All entries are to be returned verbatim.

#### DATA EXTRACTS
====================

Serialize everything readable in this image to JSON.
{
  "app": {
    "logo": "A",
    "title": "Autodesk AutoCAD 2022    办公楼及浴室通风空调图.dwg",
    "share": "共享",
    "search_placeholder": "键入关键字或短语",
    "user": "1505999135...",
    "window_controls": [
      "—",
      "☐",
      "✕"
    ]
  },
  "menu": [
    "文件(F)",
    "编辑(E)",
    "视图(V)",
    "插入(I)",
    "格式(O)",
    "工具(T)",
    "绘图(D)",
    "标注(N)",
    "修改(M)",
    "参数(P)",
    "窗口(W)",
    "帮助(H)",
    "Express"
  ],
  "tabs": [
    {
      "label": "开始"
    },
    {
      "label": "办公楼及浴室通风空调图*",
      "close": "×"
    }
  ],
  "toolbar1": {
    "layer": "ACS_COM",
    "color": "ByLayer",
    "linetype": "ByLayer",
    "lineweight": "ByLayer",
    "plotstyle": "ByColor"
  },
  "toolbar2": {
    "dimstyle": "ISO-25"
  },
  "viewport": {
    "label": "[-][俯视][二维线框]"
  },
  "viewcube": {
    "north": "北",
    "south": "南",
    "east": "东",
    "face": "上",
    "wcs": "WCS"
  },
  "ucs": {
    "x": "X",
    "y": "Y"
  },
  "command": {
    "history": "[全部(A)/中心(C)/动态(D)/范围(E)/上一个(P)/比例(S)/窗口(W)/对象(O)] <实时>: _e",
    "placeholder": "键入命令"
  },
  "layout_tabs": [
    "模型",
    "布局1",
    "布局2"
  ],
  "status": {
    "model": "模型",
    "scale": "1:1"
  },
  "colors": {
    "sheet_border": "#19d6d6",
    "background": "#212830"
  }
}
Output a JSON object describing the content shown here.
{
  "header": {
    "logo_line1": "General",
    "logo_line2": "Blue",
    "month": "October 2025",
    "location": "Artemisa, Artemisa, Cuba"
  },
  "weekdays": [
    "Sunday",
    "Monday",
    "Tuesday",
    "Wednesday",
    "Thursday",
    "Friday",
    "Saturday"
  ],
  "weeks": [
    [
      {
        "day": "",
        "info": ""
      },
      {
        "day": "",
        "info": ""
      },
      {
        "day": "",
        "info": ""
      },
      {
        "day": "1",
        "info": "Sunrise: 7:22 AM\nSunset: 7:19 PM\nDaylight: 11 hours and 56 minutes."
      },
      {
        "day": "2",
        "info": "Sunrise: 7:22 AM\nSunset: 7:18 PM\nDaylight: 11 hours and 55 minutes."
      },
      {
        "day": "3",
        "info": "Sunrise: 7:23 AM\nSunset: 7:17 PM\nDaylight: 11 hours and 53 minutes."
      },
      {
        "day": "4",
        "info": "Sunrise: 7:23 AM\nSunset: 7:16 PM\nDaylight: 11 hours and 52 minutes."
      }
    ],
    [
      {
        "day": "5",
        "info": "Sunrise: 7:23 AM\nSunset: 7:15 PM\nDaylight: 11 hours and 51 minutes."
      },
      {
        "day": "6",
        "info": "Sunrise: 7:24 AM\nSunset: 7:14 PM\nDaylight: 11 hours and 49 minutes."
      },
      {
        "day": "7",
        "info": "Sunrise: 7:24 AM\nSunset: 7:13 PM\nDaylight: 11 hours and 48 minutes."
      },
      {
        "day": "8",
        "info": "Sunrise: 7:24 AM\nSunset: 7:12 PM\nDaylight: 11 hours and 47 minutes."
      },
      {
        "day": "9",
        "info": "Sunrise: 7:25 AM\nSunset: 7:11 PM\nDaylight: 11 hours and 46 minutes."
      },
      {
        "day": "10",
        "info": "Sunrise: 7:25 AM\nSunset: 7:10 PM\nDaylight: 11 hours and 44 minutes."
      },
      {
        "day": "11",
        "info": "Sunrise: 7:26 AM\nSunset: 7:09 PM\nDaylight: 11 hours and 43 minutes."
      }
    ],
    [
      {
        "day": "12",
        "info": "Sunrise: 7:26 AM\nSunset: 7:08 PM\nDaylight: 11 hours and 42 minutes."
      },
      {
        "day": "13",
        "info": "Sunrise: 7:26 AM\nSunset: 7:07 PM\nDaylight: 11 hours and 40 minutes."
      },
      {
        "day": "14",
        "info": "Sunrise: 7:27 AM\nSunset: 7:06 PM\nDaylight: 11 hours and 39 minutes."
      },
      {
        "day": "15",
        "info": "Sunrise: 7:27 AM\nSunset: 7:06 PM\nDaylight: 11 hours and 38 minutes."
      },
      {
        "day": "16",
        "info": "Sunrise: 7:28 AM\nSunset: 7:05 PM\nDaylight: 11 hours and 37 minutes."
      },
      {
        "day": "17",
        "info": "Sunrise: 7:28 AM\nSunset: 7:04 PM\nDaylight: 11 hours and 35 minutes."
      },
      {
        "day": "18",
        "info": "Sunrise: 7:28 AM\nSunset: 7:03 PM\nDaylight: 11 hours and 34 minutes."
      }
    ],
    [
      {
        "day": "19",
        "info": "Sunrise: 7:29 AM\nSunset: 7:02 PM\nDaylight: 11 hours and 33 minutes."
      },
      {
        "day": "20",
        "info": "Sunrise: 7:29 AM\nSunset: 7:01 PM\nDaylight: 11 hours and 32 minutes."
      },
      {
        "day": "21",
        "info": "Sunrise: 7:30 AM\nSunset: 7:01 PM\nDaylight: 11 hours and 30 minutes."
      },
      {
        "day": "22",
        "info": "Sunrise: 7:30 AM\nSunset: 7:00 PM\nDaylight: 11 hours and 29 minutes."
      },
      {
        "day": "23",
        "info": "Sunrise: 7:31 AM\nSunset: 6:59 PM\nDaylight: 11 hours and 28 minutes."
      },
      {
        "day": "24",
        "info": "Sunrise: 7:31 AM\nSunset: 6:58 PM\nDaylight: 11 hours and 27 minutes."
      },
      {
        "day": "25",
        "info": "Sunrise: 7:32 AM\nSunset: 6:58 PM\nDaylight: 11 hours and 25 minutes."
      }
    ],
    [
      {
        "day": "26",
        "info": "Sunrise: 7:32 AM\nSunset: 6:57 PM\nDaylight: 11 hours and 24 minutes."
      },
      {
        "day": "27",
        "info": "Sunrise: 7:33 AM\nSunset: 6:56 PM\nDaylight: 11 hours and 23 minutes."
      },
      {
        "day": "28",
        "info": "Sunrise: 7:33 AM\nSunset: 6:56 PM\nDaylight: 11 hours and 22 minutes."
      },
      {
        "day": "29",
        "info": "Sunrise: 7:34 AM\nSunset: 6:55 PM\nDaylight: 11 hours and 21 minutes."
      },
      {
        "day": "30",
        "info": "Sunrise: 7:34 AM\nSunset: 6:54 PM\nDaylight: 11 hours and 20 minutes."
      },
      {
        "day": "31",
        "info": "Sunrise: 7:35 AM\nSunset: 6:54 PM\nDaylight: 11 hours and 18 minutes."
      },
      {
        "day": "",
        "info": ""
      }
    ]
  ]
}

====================

#### COMPLETED TASK
Serialize everything readable in this image to JSON.
{
  "app": {
    "logo": "A",
    "title": "Autodesk AutoCAD 2022    办公楼及浴室通风空调图.dwg",
    "share": "共享",
    "search_placeholder": "键入关键字或短语",
    "user": "1505999135...",
    "window_controls": [
      "—",
      "☐",
      "✕"
    ]
  },
  "menu": [
    "文件(F)",
    "编辑(E)",
    "视图(V)",
    "插入(I)",
    "格式(O)",
    "工具(T)",
    "绘图(D)",
    "标注(N)",
    "修改(M)",
    "参数(P)",
    "窗口(W)",
    "帮助(H)",
    "Express"
  ],
  "tabs": [
    {
      "label": "开始"
    },
    {
      "label": "办公楼及浴室通风空调图*",
      "close": "×"
    }
  ],
  "toolbar1": {
    "layer": "ACS_COM",
    "color": "ByLayer",
    "linetype": "ByLayer",
    "lineweight": "ByLayer",
    "plotstyle": "ByColor"
  },
  "toolbar2": {
    "dimstyle": "ISO-25"
  },
  "viewport": {
    "label": "[-][俯视][二维线框]"
  },
  "viewcube": {
    "north": "北",
    "south": "南",
    "east": "东",
    "face": "上",
    "wcs": "WCS"
  },
  "ucs": {
    "x": "X",
    "y": "Y"
  },
  "command": {
    "history": "[全部(A)/中心(C)/动态(D)/范围(E)/上一个(P)/比例(S)/窗口(W)/对象(O)] <实时>: _e",
    "placeholder": "键入命令"
  },
  "layout_tabs": [
    "模型",
    "布局1",
    "布局2"
  ],
  "status": {
    "model": "模型",
    "scale": "1:1"
  },
  "colors": {
    "sheet_border": "#19d6d6",
    "background": "#212830"
  }
}
Output a JSON object describing the content shown here.
{
  "header": {
    "logo_line1": "General",
    "logo_line2": "Blue",
    "month": "October 2025",
    "location": "Artemisa, Artemisa, Cuba"
  },
  "weekdays": [
    "Sunday",
    "Monday",
    "Tuesday",
    "Wednesday",
    "Thursday",
    "Friday",
    "Saturday"
  ],
  "weeks": [
    [
      {
        "day": "",
        "info": ""
      },
      {
        "day": "",
        "info": ""
      },
      {
        "day": "",
        "info": ""
      },
      {
        "day": "1",
        "info": "Sunrise: 7:22 AM\nSunset: 7:19 PM\nDaylight: 11 hours and 56 minutes."
      },
      {
        "day": "2",
        "info": "Sunrise: 7:22 AM\nSunset: 7:18 PM\nDaylight: 11 hours and 55 minutes."
      },
      {
        "day": "3",
        "info": "Sunrise: 7:23 AM\nSunset: 7:17 PM\nDaylight: 11 hours and 53 minutes."
      },
      {
        "day": "4",
        "info": "Sunrise: 7:23 AM\nSunset: 7:16 PM\nDaylight: 11 hours and 52 minutes."
      }
    ],
    [
      {
        "day": "5",
        "info": "Sunrise: 7:23 AM\nSunset: 7:15 PM\nDaylight: 11 hours and 51 minutes."
      },
      {
        "day": "6",
        "info": "Sunrise: 7:24 AM\nSunset: 7:14 PM\nDaylight: 11 hours and 49 minutes."
      },
      {
        "day": "7",
        "info": "Sunrise: 7:24 AM\nSunset: 7:13 PM\nDaylight: 11 hours and 48 minutes."
      },
      {
        "day": "8",
        "info": "Sunrise: 7:24 AM\nSunset: 7:12 PM\nDaylight: 11 hours and 47 minutes."
      },
      {
        "day": "9",
        "info": "Sunrise: 7:25 AM\nSunset: 7:11 PM\nDaylight: 11 hours and 46 minutes."
      },
      {
        "day": "10",
        "info": "Sunrise: 7:25 AM\nSunset: 7:10 PM\nDaylight: 11 hours and 44 minutes."
      },
      {
        "day": "11",
        "info": "Sunrise: 7:26 AM\nSunset: 7:09 PM\nDaylight: 11 hours and 43 minutes."
      }
    ],
    [
      {
        "day": "12",
        "info": "Sunrise: 7:26 AM\nSunset: 7:08 PM\nDaylight: 11 hours and 42 minutes."
      },
      {
        "day": "13",
        "info": "Sunrise: 7:26 AM\nSunset: 7:07 PM\nDaylight: 11 hours and 40 minutes."
      },
      {
        "day": "14",
        "info": "Sunrise: 7:27 AM\nSunset: 7:06 PM\nDaylight: 11 hours and 39 minutes."
      },
      {
        "day": "15",
        "info": "Sunrise: 7:27 AM\nSunset: 7:06 PM\nDaylight: 11 hours and 38 minutes."
      },
      {
        "day": "16",
        "info": "Sunrise: 7:28 AM\nSunset: 7:05 PM\nDaylight: 11 hours and 37 minutes."
      },
      {
        "day": "17",
        "info": "Sunrise: 7:28 AM\nSunset: 7:04 PM\nDaylight: 11 hours and 35 minutes."
      },
      {
        "day": "18",
        "info": "Sunrise: 7:28 AM\nSunset: 7:03 PM\nDaylight: 11 hours and 34 minutes."
      }
    ],
    [
      {
        "day": "19",
        "info": "Sunrise: 7:29 AM\nSunset: 7:02 PM\nDaylight: 11 hours and 33 minutes."
      },
      {
        "day": "20",
        "info": "Sunrise: 7:29 AM\nSunset: 7:01 PM\nDaylight: 11 hours and 32 minutes."
      },
      {
        "day": "21",
        "info": "Sunrise: 7:30 AM\nSunset: 7:01 PM\nDaylight: 11 hours and 30 minutes."
      },
      {
        "day": "22",
        "info": "Sunrise: 7:30 AM\nSunset: 7:00 PM\nDaylight: 11 hours and 29 minutes."
      },
      {
        "day": "23",
        "info": "Sunrise: 7:31 AM\nSunset: 6:59 PM\nDaylight: 11 hours and 28 minutes."
      },
      {
        "day": "24",
        "info": "Sunrise: 7:31 AM\nSunset: 6:58 PM\nDaylight: 11 hours and 27 minutes."
      },
      {
        "day": "25",
        "info": "Sunrise: 7:32 AM\nSunset: 6:58 PM\nDaylight: 11 hours and 25 minutes."
      }
    ],
    [
      {
        "day": "26",
        "info": "Sunrise: 7:32 AM\nSunset: 6:57 PM\nDaylight: 11 hours and 24 minutes."
      },
      {
        "day": "27",
        "info": "Sunrise: 7:33 AM\nSunset: 6:56 PM\nDaylight: 11 hours and 23 minutes."
      },
      {
        "day": "28",
        "info": "Sunrise: 7:33 AM\nSunset: 6:56 PM\nDaylight: 11 hours and 22 minutes."
      },
      {
        "day": "29",
        "info": "Sunrise: 7:34 AM\nSunset: 6:55 PM\nDaylight: 11 hours and 21 minutes."
      },
      {
        "day": "30",
        "info": "Sunrise: 7:34 AM\nSunset: 6:54 PM\nDaylight: 11 hours and 20 minutes."
      },
      {
        "day": "31",
        "info": "Sunrise: 7:35 AM\nSunset: 6:54 PM\nDaylight: 11 hours and 18 minutes."
      },
      {
        "day": "",
        "info": ""
      }
    ]
  ]
}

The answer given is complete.